- [Exercise]: Reprint all entries without any alteration.

Provided data: Begin

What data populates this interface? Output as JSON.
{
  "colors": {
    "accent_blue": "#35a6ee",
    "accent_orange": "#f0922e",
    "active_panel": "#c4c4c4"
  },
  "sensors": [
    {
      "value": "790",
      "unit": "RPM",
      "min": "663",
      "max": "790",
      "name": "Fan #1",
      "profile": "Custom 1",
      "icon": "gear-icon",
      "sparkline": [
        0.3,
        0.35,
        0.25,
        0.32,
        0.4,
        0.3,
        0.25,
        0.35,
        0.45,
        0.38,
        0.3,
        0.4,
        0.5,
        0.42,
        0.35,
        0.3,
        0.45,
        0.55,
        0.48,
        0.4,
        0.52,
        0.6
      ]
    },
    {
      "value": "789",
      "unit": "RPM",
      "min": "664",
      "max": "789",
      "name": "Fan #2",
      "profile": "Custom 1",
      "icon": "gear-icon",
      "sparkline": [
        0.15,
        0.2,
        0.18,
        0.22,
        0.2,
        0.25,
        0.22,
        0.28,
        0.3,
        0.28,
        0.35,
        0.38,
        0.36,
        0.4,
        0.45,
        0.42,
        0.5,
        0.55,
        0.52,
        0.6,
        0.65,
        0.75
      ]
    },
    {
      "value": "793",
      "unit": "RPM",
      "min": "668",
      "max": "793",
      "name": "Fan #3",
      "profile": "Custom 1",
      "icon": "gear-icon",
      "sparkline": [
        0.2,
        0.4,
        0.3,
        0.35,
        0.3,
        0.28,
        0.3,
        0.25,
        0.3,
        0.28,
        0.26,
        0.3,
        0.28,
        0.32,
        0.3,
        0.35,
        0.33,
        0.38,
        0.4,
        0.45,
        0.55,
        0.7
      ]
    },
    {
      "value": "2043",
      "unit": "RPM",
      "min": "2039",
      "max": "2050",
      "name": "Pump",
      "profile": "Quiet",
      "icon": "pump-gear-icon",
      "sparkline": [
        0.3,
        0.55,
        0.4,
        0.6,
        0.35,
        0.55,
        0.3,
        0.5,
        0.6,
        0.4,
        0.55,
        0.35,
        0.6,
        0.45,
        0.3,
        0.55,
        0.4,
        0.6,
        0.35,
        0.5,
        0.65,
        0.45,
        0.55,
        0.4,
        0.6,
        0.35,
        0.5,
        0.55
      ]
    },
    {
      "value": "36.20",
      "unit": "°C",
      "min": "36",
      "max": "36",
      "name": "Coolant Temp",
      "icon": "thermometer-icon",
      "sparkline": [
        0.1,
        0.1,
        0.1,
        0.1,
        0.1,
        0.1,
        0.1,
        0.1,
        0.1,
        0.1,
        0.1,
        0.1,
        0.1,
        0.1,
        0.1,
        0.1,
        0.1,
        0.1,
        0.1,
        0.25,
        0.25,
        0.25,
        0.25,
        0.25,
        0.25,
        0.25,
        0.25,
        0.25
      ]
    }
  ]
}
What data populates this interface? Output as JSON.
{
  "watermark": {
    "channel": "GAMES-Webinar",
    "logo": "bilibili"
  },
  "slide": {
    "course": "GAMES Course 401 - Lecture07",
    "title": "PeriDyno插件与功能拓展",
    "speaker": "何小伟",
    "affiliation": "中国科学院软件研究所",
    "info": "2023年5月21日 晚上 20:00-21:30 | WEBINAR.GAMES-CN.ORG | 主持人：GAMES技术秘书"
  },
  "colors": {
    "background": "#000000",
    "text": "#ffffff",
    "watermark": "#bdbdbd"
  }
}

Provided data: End

- [Response area]:
What data populates this interface? Output as JSON.
{
  "colors": {
    "accent_blue": "#35a6ee",
    "accent_orange": "#f0922e",
    "active_panel": "#c4c4c4"
  },
  "sensors": [
    {
      "value": "790",
      "unit": "RPM",
      "min": "663",
      "max": "790",
      "name": "Fan #1",
      "profile": "Custom 1",
      "icon": "gear-icon",
      "sparkline": [
        0.3,
        0.35,
        0.25,
        0.32,
        0.4,
        0.3,
        0.25,
        0.35,
        0.45,
        0.38,
        0.3,
        0.4,
        0.5,
        0.42,
        0.35,
        0.3,
        0.45,
        0.55,
        0.48,
        0.4,
        0.52,
        0.6
      ]
    },
    {
      "value": "789",
      "unit": "RPM",
      "min": "664",
      "max": "789",
      "name": "Fan #2",
      "profile": "Custom 1",
      "icon": "gear-icon",
      "sparkline": [
        0.15,
        0.2,
        0.18,
        0.22,
        0.2,
        0.25,
        0.22,
        0.28,
        0.3,
        0.28,
        0.35,
        0.38,
        0.36,
        0.4,
        0.45,
        0.42,
        0.5,
        0.55,
        0.52,
        0.6,
        0.65,
        0.75
      ]
    },
    {
      "value": "793",
      "unit": "RPM",
      "min": "668",
      "max": "793",
      "name": "Fan #3",
      "profile": "Custom 1",
      "icon": "gear-icon",
      "sparkline": [
        0.2,
        0.4,
        0.3,
        0.35,
        0.3,
        0.28,
        0.3,
        0.25,
        0.3,
        0.28,
        0.26,
        0.3,
        0.28,
        0.32,
        0.3,
        0.35,
        0.33,
        0.38,
        0.4,
        0.45,
        0.55,
        0.7
      ]
    },
    {
      "value": "2043",
      "unit": "RPM",
      "min": "2039",
      "max": "2050",
      "name": "Pump",
      "profile": "Quiet",
      "icon": "pump-gear-icon",
      "sparkline": [
        0.3,
        0.55,
        0.4,
        0.6,
        0.35,
        0.55,
        0.3,
        0.5,
        0.6,
        0.4,
        0.55,
        0.35,
        0.6,
        0.45,
        0.3,
        0.55,
        0.4,
        0.6,
        0.35,
        0.5,
        0.65,
        0.45,
        0.55,
        0.4,
        0.6,
        0.35,
        0.5,
        0.55
      ]
    },
    {
      "value": "36.20",
      "unit": "°C",
      "min": "36",
      "max": "36",
      "name": "Coolant Temp",
      "icon": "thermometer-icon",
      "sparkline": [
        0.1,
        0.1,
        0.1,
        0.1,
        0.1,
        0.1,
        0.1,
        0.1,
        0.1,
        0.1,
        0.1,
        0.1,
        0.1,
        0.1,
        0.1,
        0.1,
        0.1,
        0.1,
        0.1,
        0.25,
        0.25,
        0.25,
        0.25,
        0.25,
        0.25,
        0.25,
        0.25,
        0.25
      ]
    }
  ]
}
What data populates this interface? Output as JSON.
{
  "watermark": {
    "channel": "GAMES-Webinar",
    "logo": "bilibili"
  },
  "slide": {
    "course": "GAMES Course 401 - Lecture07",
    "title": "PeriDyno插件与功能拓展",
    "speaker": "何小伟",
    "affiliation": "中国科学院软件研究所",
    "info": "2023年5月21日 晚上 20:00-21:30 | WEBINAR.GAMES-CN.ORG | 主持人：GAMES技术秘书"
  },
  "colors": {
    "background": "#000000",
    "text": "#ffffff",
    "watermark": "#bdbdbd"
  }
}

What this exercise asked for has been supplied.